Set down each record below exactly as it stands. Pictures are not part of the copy.

■ **DATA SHOWN**
════

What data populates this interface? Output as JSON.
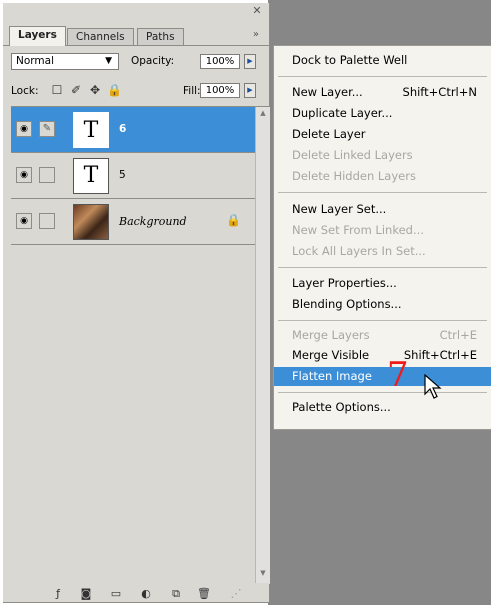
{
  "tabs": [
    {
      "label": "Layers",
      "active": true
    },
    {
      "label": "Channels",
      "active": false
    },
    {
      "label": "Paths",
      "active": false
    }
  ],
  "blend_mode": "Normal",
  "opacity_label": "Opacity:",
  "opacity_value": "100%",
  "lock_label": "Lock:",
  "fill_label": "Fill:",
  "fill_value": "100%",
  "layers": [
    {
      "name": "6",
      "type": "text",
      "selected": true
    },
    {
      "name": "5",
      "type": "text",
      "selected": false
    },
    {
      "name": "Background",
      "type": "image",
      "selected": false
    }
  ],
  "thumb_glyph": "T",
  "menu": {
    "items": [
      {
        "label": "Dock to Palette Well",
        "shortcut": "",
        "disabled": false
      },
      {
        "label": "New Layer...",
        "shortcut": "Shift+Ctrl+N",
        "disabled": false
      },
      {
        "label": "Duplicate Layer...",
        "shortcut": "",
        "disabled": false
      },
      {
        "label": "Delete Layer",
        "shortcut": "",
        "disabled": false
      },
      {
        "label": "Delete Linked Layers",
        "shortcut": "",
        "disabled": true
      },
      {
        "label": "Delete Hidden Layers",
        "shortcut": "",
        "disabled": true
      },
      {
        "label": "New Layer Set...",
        "shortcut": "",
        "disabled": false
      },
      {
        "label": "New Set From Linked...",
        "shortcut": "",
        "disabled": true
      },
      {
        "label": "Lock All Layers In Set...",
        "shortcut": "",
        "disabled": true
      },
      {
        "label": "Layer Properties...",
        "shortcut": "",
        "disabled": false
      },
      {
        "label": "Blending Options...",
        "shortcut": "",
        "disabled": false
      },
      {
        "label": "Merge Layers",
        "shortcut": "Ctrl+E",
        "disabled": true
      },
      {
        "label": "Merge Visible",
        "shortcut": "Shift+Ctrl+E",
        "disabled": false
      },
      {
        "label": "Flatten Image",
        "shortcut": "",
        "disabled": false,
        "highlighted": true
      },
      {
        "label": "Palette Options...",
        "shortcut": "",
        "disabled": false
      }
    ]
  },
  "step_marker": "7",
  "colors": {
    "selection": "#3c8fd6",
    "panel": "#d9d8d3",
    "marker": "#ef1b1b"
  }
}
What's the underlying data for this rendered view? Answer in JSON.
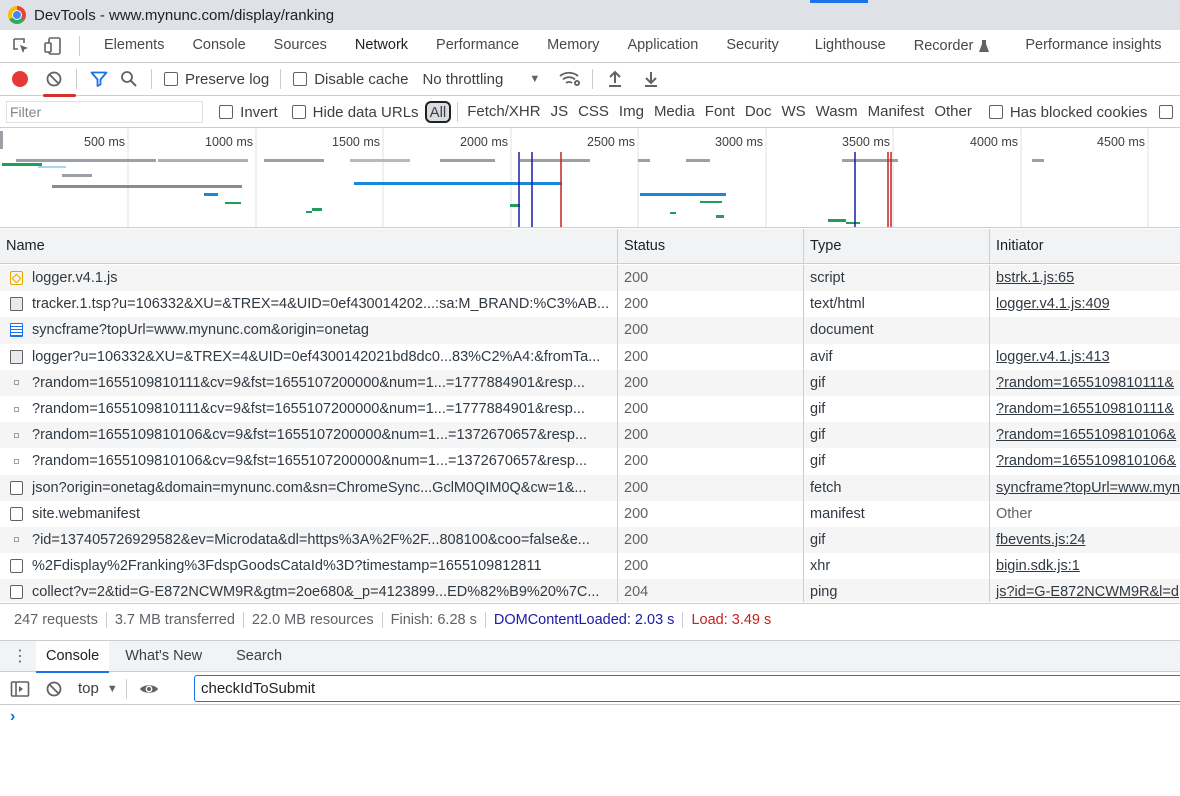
{
  "window": {
    "title": "DevTools - www.mynunc.com/display/ranking"
  },
  "tabs": [
    "Elements",
    "Console",
    "Sources",
    "Network",
    "Performance",
    "Memory",
    "Application",
    "Security",
    "Lighthouse",
    "Recorder",
    "Performance insights"
  ],
  "active_tab": "Network",
  "toolbar": {
    "preserve_log": "Preserve log",
    "disable_cache": "Disable cache",
    "throttling": "No throttling"
  },
  "filterbar": {
    "placeholder": "Filter",
    "invert": "Invert",
    "hide_data_urls": "Hide data URLs",
    "types": [
      "All",
      "Fetch/XHR",
      "JS",
      "CSS",
      "Img",
      "Media",
      "Font",
      "Doc",
      "WS",
      "Wasm",
      "Manifest",
      "Other"
    ],
    "selected_type": "All",
    "has_blocked_cookies": "Has blocked cookies"
  },
  "overview": {
    "ticks": [
      "500 ms",
      "1000 ms",
      "1500 ms",
      "2000 ms",
      "2500 ms",
      "3000 ms",
      "3500 ms",
      "4000 ms",
      "4500 ms"
    ]
  },
  "columns": {
    "name": "Name",
    "status": "Status",
    "type": "Type",
    "initiator": "Initiator"
  },
  "requests": [
    {
      "icon": "script",
      "name": "logger.v4.1.js",
      "status": "200",
      "type": "script",
      "initiator": "bstrk.1.js:65",
      "init_link": true
    },
    {
      "icon": "img",
      "name": "tracker.1.tsp?u=106332&XU=&TREX=4&UID=0ef430014202...:sa:M_BRAND:%C3%AB...",
      "status": "200",
      "type": "text/html",
      "initiator": "logger.v4.1.js:409",
      "init_link": true
    },
    {
      "icon": "doc",
      "name": "syncframe?topUrl=www.mynunc.com&origin=onetag",
      "status": "200",
      "type": "document",
      "initiator": "",
      "init_link": false
    },
    {
      "icon": "img",
      "name": "logger?u=106332&XU=&TREX=4&UID=0ef4300142021bd8dc0...83%C2%A4:&fromTa...",
      "status": "200",
      "type": "avif",
      "initiator": "logger.v4.1.js:413",
      "init_link": true
    },
    {
      "icon": "small",
      "name": "?random=1655109810111&cv=9&fst=1655107200000&num=1...=1777884901&resp...",
      "status": "200",
      "type": "gif",
      "initiator": "?random=1655109810111&",
      "init_link": true
    },
    {
      "icon": "small",
      "name": "?random=1655109810111&cv=9&fst=1655107200000&num=1...=1777884901&resp...",
      "status": "200",
      "type": "gif",
      "initiator": "?random=1655109810111&",
      "init_link": true
    },
    {
      "icon": "small",
      "name": "?random=1655109810106&cv=9&fst=1655107200000&num=1...=1372670657&resp...",
      "status": "200",
      "type": "gif",
      "initiator": "?random=1655109810106&",
      "init_link": true
    },
    {
      "icon": "small",
      "name": "?random=1655109810106&cv=9&fst=1655107200000&num=1...=1372670657&resp...",
      "status": "200",
      "type": "gif",
      "initiator": "?random=1655109810106&",
      "init_link": true
    },
    {
      "icon": "generic",
      "name": "json?origin=onetag&domain=mynunc.com&sn=ChromeSync...GclM0QIM0Q&cw=1&...",
      "status": "200",
      "type": "fetch",
      "initiator": "syncframe?topUrl=www.myn",
      "init_link": true
    },
    {
      "icon": "generic",
      "name": "site.webmanifest",
      "status": "200",
      "type": "manifest",
      "initiator": "Other",
      "init_link": false
    },
    {
      "icon": "small",
      "name": "?id=137405726929582&ev=Microdata&dl=https%3A%2F%2F...808100&coo=false&e...",
      "status": "200",
      "type": "gif",
      "initiator": "fbevents.js:24",
      "init_link": true
    },
    {
      "icon": "generic",
      "name": "%2Fdisplay%2Franking%3FdspGoodsCataId%3D?timestamp=1655109812811",
      "status": "200",
      "type": "xhr",
      "initiator": "bigin.sdk.js:1",
      "init_link": true
    },
    {
      "icon": "generic",
      "name": "collect?v=2&tid=G-E872NCWM9R&gtm=2oe680&_p=4123899...ED%82%B9%20%7C...",
      "status": "204",
      "type": "ping",
      "initiator": "js?id=G-E872NCWM9R&l=d",
      "init_link": true
    }
  ],
  "summary": {
    "requests": "247 requests",
    "transferred": "3.7 MB transferred",
    "resources": "22.0 MB resources",
    "finish": "Finish: 6.28 s",
    "dom": "DOMContentLoaded: 2.03 s",
    "load": "Load: 3.49 s"
  },
  "drawer": {
    "tabs": [
      "Console",
      "What's New",
      "Search"
    ],
    "active": "Console",
    "context": "top",
    "input_value": "checkIdToSubmit"
  },
  "colors": {
    "accent": "#1a73e8",
    "record": "#e53935",
    "dom_line": "#1a1aa6",
    "load_line": "#c5221f"
  }
}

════

■ **ANSWER TO THE EXERCISE**
What data populates this interface? Output as JSON.
{
  "tabs": [
    {
      "label": "Layers",
      "active": true
    },
    {
      "label": "Channels",
      "active": false
    },
    {
      "label": "Paths",
      "active": false
    }
  ],
  "blend_mode": "Normal",
  "opacity_label": "Opacity:",
  "opacity_value": "100%",
  "lock_label": "Lock:",
  "fill_label": "Fill:",
  "fill_value": "100%",
  "layers": [
    {
      "name": "6",
      "type": "text",
      "selected": true
    },
    {
      "name": "5",
      "type": "text",
      "selected": false
    },
    {
      "name": "Background",
      "type": "image",
      "selected": false
    }
  ],
  "thumb_glyph": "T",
  "menu": {
    "items": [
      {
        "label": "Dock to Palette Well",
        "shortcut": "",
        "disabled": false
      },
      {
        "label": "New Layer...",
        "shortcut": "Shift+Ctrl+N",
        "disabled": false
      },
      {
        "label": "Duplicate Layer...",
        "shortcut": "",
        "disabled": false
      },
      {
        "label": "Delete Layer",
        "shortcut": "",
        "disabled": false
      },
      {
        "label": "Delete Linked Layers",
        "shortcut": "",
        "disabled": true
      },
      {
        "label": "Delete Hidden Layers",
        "shortcut": "",
        "disabled": true
      },
      {
        "label": "New Layer Set...",
        "shortcut": "",
        "disabled": false
      },
      {
        "label": "New Set From Linked...",
        "shortcut": "",
        "disabled": true
      },
      {
        "label": "Lock All Layers In Set...",
        "shortcut": "",
        "disabled": true
      },
      {
        "label": "Layer Properties...",
        "shortcut": "",
        "disabled": false
      },
      {
        "label": "Blending Options...",
        "shortcut": "",
        "disabled": false
      },
      {
        "label": "Merge Layers",
        "shortcut": "Ctrl+E",
        "disabled": true
      },
      {
        "label": "Merge Visible",
        "shortcut": "Shift+Ctrl+E",
        "disabled": false
      },
      {
        "label": "Flatten Image",
        "shortcut": "",
        "disabled": false,
        "highlighted": true
      },
      {
        "label": "Palette Options...",
        "shortcut": "",
        "disabled": false
      }
    ]
  },
  "step_marker": "7",
  "colors": {
    "selection": "#3c8fd6",
    "panel": "#d9d8d3",
    "marker": "#ef1b1b"
  }
}
What's the underlying data for this rendered view? Answer in JSON.
{
  "window": {
    "title": "DevTools - www.mynunc.com/display/ranking"
  },
  "tabs": [
    "Elements",
    "Console",
    "Sources",
    "Network",
    "Performance",
    "Memory",
    "Application",
    "Security",
    "Lighthouse",
    "Recorder",
    "Performance insights"
  ],
  "active_tab": "Network",
  "toolbar": {
    "preserve_log": "Preserve log",
    "disable_cache": "Disable cache",
    "throttling": "No throttling"
  },
  "filterbar": {
    "placeholder": "Filter",
    "invert": "Invert",
    "hide_data_urls": "Hide data URLs",
    "types": [
      "All",
      "Fetch/XHR",
      "JS",
      "CSS",
      "Img",
      "Media",
      "Font",
      "Doc",
      "WS",
      "Wasm",
      "Manifest",
      "Other"
    ],
    "selected_type": "All",
    "has_blocked_cookies": "Has blocked cookies"
  },
  "overview": {
    "ticks": [
      "500 ms",
      "1000 ms",
      "1500 ms",
      "2000 ms",
      "2500 ms",
      "3000 ms",
      "3500 ms",
      "4000 ms",
      "4500 ms"
    ]
  },
  "columns": {
    "name": "Name",
    "status": "Status",
    "type": "Type",
    "initiator": "Initiator"
  },
  "requests": [
    {
      "icon": "script",
      "name": "logger.v4.1.js",
      "status": "200",
      "type": "script",
      "initiator": "bstrk.1.js:65",
      "init_link": true
    },
    {
      "icon": "img",
      "name": "tracker.1.tsp?u=106332&XU=&TREX=4&UID=0ef430014202...:sa:M_BRAND:%C3%AB...",
      "status": "200",
      "type": "text/html",
      "initiator": "logger.v4.1.js:409",
      "init_link": true
    },
    {
      "icon": "doc",
      "name": "syncframe?topUrl=www.mynunc.com&origin=onetag",
      "status": "200",
      "type": "document",
      "initiator": "",
      "init_link": false
    },
    {
      "icon": "img",
      "name": "logger?u=106332&XU=&TREX=4&UID=0ef4300142021bd8dc0...83%C2%A4:&fromTa...",
      "status": "200",
      "type": "avif",
      "initiator": "logger.v4.1.js:413",
      "init_link": true
    },
    {
      "icon": "small",
      "name": "?random=1655109810111&cv=9&fst=1655107200000&num=1...=1777884901&resp...",
      "status": "200",
      "type": "gif",
      "initiator": "?random=1655109810111&",
      "init_link": true
    },
    {
      "icon": "small",
      "name": "?random=1655109810111&cv=9&fst=1655107200000&num=1...=1777884901&resp...",
      "status": "200",
      "type": "gif",
      "initiator": "?random=1655109810111&",
      "init_link": true
    },
    {
      "icon": "small",
      "name": "?random=1655109810106&cv=9&fst=1655107200000&num=1...=1372670657&resp...",
      "status": "200",
      "type": "gif",
      "initiator": "?random=1655109810106&",
      "init_link": true
    },
    {
      "icon": "small",
      "name": "?random=1655109810106&cv=9&fst=1655107200000&num=1...=1372670657&resp...",
      "status": "200",
      "type": "gif",
      "initiator": "?random=1655109810106&",
      "init_link": true
    },
    {
      "icon": "generic",
      "name": "json?origin=onetag&domain=mynunc.com&sn=ChromeSync...GclM0QIM0Q&cw=1&...",
      "status": "200",
      "type": "fetch",
      "initiator": "syncframe?topUrl=www.myn",
      "init_link": true
    },
    {
      "icon": "generic",
      "name": "site.webmanifest",
      "status": "200",
      "type": "manifest",
      "initiator": "Other",
      "init_link": false
    },
    {
      "icon": "small",
      "name": "?id=137405726929582&ev=Microdata&dl=https%3A%2F%2F...808100&coo=false&e...",
      "status": "200",
      "type": "gif",
      "initiator": "fbevents.js:24",
      "init_link": true
    },
    {
      "icon": "generic",
      "name": "%2Fdisplay%2Franking%3FdspGoodsCataId%3D?timestamp=1655109812811",
      "status": "200",
      "type": "xhr",
      "initiator": "bigin.sdk.js:1",
      "init_link": true
    },
    {
      "icon": "generic",
      "name": "collect?v=2&tid=G-E872NCWM9R&gtm=2oe680&_p=4123899...ED%82%B9%20%7C...",
      "status": "204",
      "type": "ping",
      "initiator": "js?id=G-E872NCWM9R&l=d",
      "init_link": true
    }
  ],
  "summary": {
    "requests": "247 requests",
    "transferred": "3.7 MB transferred",
    "resources": "22.0 MB resources",
    "finish": "Finish: 6.28 s",
    "dom": "DOMContentLoaded: 2.03 s",
    "load": "Load: 3.49 s"
  },
  "drawer": {
    "tabs": [
      "Console",
      "What's New",
      "Search"
    ],
    "active": "Console",
    "context": "top",
    "input_value": "checkIdToSubmit"
  },
  "colors": {
    "accent": "#1a73e8",
    "record": "#e53935",
    "dom_line": "#1a1aa6",
    "load_line": "#c5221f"
  }
}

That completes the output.